Spoiler Corner (If you haven’t seen Justice League, stop here)
From here on out, nothing is sacred and everything will be brought to the forefront. It’s no secret that Superman comes back from the dead. The moment he comes back, there’s raw tension, but the fight is a little pointless. But this Superman is better written than in Man of Steel. He smiles, he’s got a brighter suit and he actually saves people rather than endangering them. As for the digitally erased mustache, it’s not too noticeable to dent the experience. Was it worth killing him off and botching the Death of Superman story? Not really. The emotional impact of him dying after the Justice League came together would’ve been more impactful if we got to know him for more than two movies.
And why does Batman still use guns? At least have him state that they’re rubber bullets instead of lead to keep in current character. Yes he used guns in the past, but at a certain point it became part of his character to never use guns as evident in the pilot to Batman Beyond. Barry Allen could’ve easily been a Quicksilver clone, but he has his own identity behind his family tragedy and subtly hinted isolation. But the cameos from other DC lore is exciting. The Green Lanterns ten second cameo healed the wounds of the Ryan Reynolds disaster from long ago. Then there’s the one family that for some reason gets a lot of focus. Why do we need to focus on one family instead of the entire population in the final act? They add nothing to the bigger picture.

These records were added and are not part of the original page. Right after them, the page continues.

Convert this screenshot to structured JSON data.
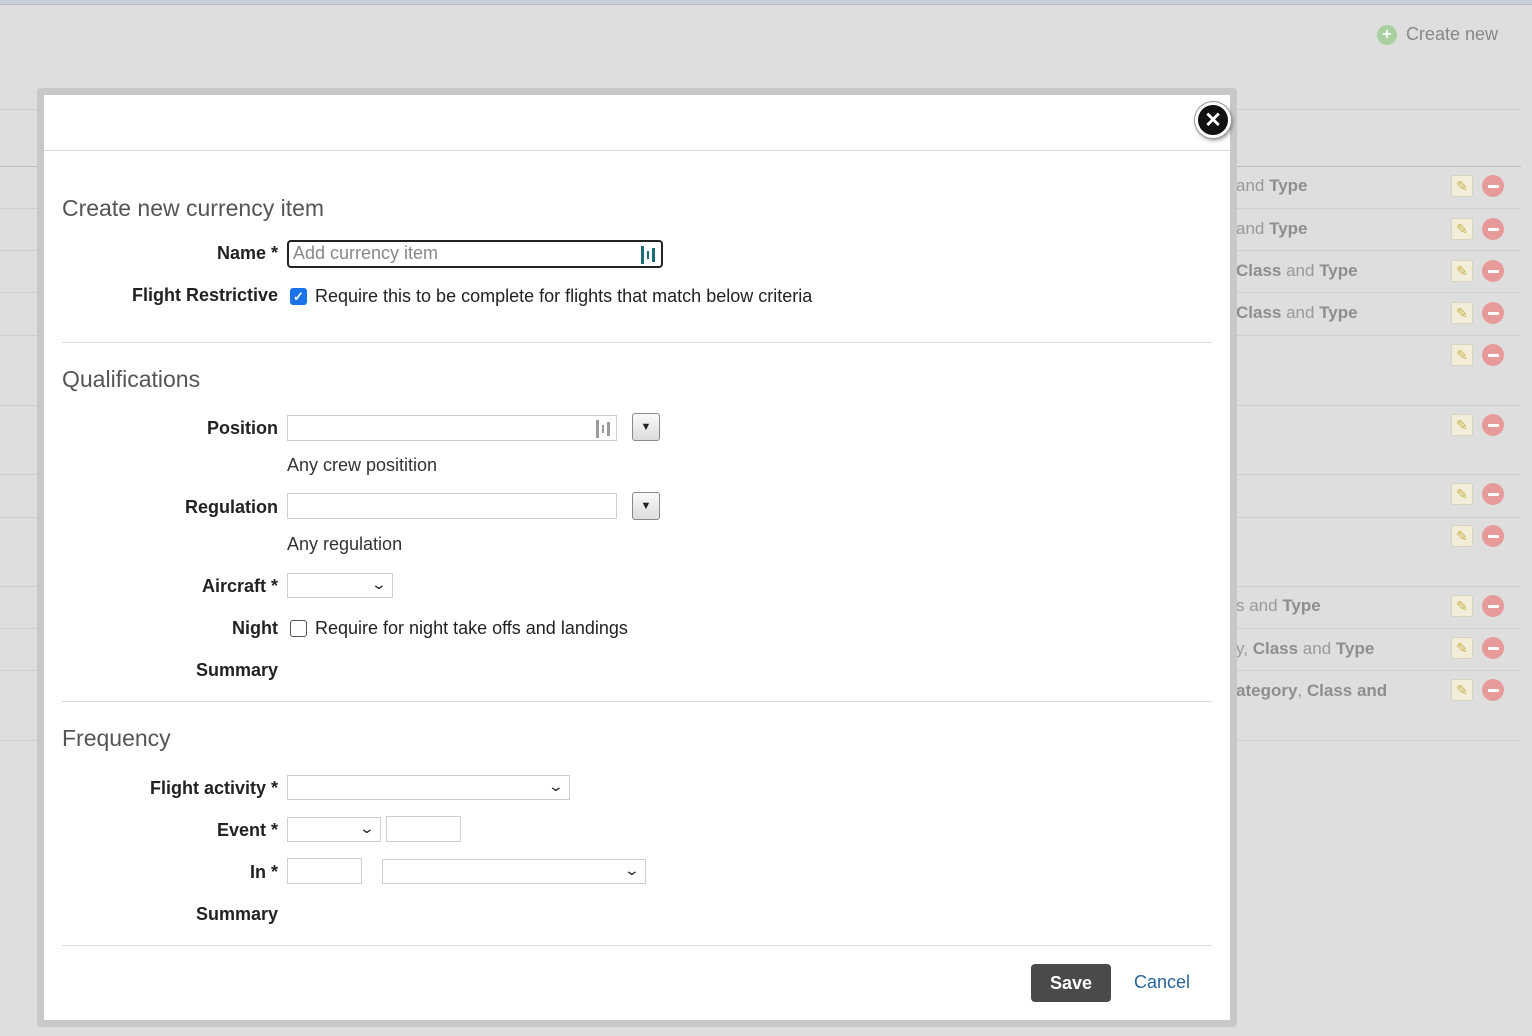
{
  "background": {
    "create_new_label": "Create new",
    "rows": [
      {
        "pre": "and ",
        "b1": "Type",
        "mid": "",
        "b2": ""
      },
      {
        "pre": "and ",
        "b1": "Type",
        "mid": "",
        "b2": ""
      },
      {
        "pre": "",
        "b1": "Class",
        "mid": " and ",
        "b2": "Type"
      },
      {
        "pre": "",
        "b1": "Class",
        "mid": " and ",
        "b2": "Type"
      },
      {
        "pre": "s and ",
        "b1": "Type",
        "mid": "",
        "b2": ""
      },
      {
        "pre": "y, ",
        "b1": "Class",
        "mid": " and ",
        "b2": "Type"
      },
      {
        "pre": "",
        "b1": "ategory",
        "mid": ", ",
        "b2": "Class and"
      }
    ]
  },
  "modal": {
    "close_symbol": "✕",
    "title": "Create new currency item",
    "name_label": "Name *",
    "name_placeholder": "Add currency item",
    "flight_restrictive_label": "Flight Restrictive",
    "flight_restrictive_checked": true,
    "flight_restrictive_text": "Require this to be complete for flights that match below criteria",
    "qualifications": {
      "title": "Qualifications",
      "position_label": "Position",
      "position_help": "Any crew positition",
      "regulation_label": "Regulation",
      "regulation_help": "Any regulation",
      "aircraft_label": "Aircraft *",
      "night_label": "Night",
      "night_checked": false,
      "night_text": "Require for night take offs and landings",
      "summary_label": "Summary"
    },
    "frequency": {
      "title": "Frequency",
      "flight_activity_label": "Flight activity *",
      "event_label": "Event *",
      "in_label": "In *",
      "summary_label": "Summary"
    },
    "save_label": "Save",
    "cancel_label": "Cancel"
  },
  "colors": {
    "accent_checkbox": "#1a73e8",
    "save_button": "#4a4a4a",
    "link": "#2a6496",
    "grip_teal": "#1d6c73"
  }
}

And big shock, there’s an after credits scene. Too bad it’s a painful reminder that Jessie Eisneberg is still Lex Luthor and not Lex Junior anymore. He’s not as awkward , but If they can replace Ben Affleck with Jake Gyllenhaal down the line, surely they can do the same with Eisenberg and Bryan Cranston. He’s already proved to be a hot headed bald menace in the past. That said, having a grown Flash Thompson from the Raimi Spider-Man saga cameo as the titular Deathstroke really gets me hyped with what they’ll do with him next. Sure the entire, but there’s still many bright spots and this shines the brightest.
Justice League maintains the right direction to a certain point, but there’s a lot of missed opportunities underneath the charismatic team. If you’re willing to look over the flaws, this team effort in front and behind the camera has more investment than Batman vs Superman. But if you want the grand scope and epic payoff after four movies of build-up seek out the early 2000’s animated series. Either way, there’s still some hope lingering for whatever comes next.
Choose your team!
Note: The 3D feel likes the aftermath of the glasses taking a mud bath.
Pros: Entire cast, team comradery, majority action, Death stroke cameo,
Cons: Hit and miss rendering, Embarrassing villain, weak finale, disjointed pacing, Jessie Eisneberg Luthor, missed opportunities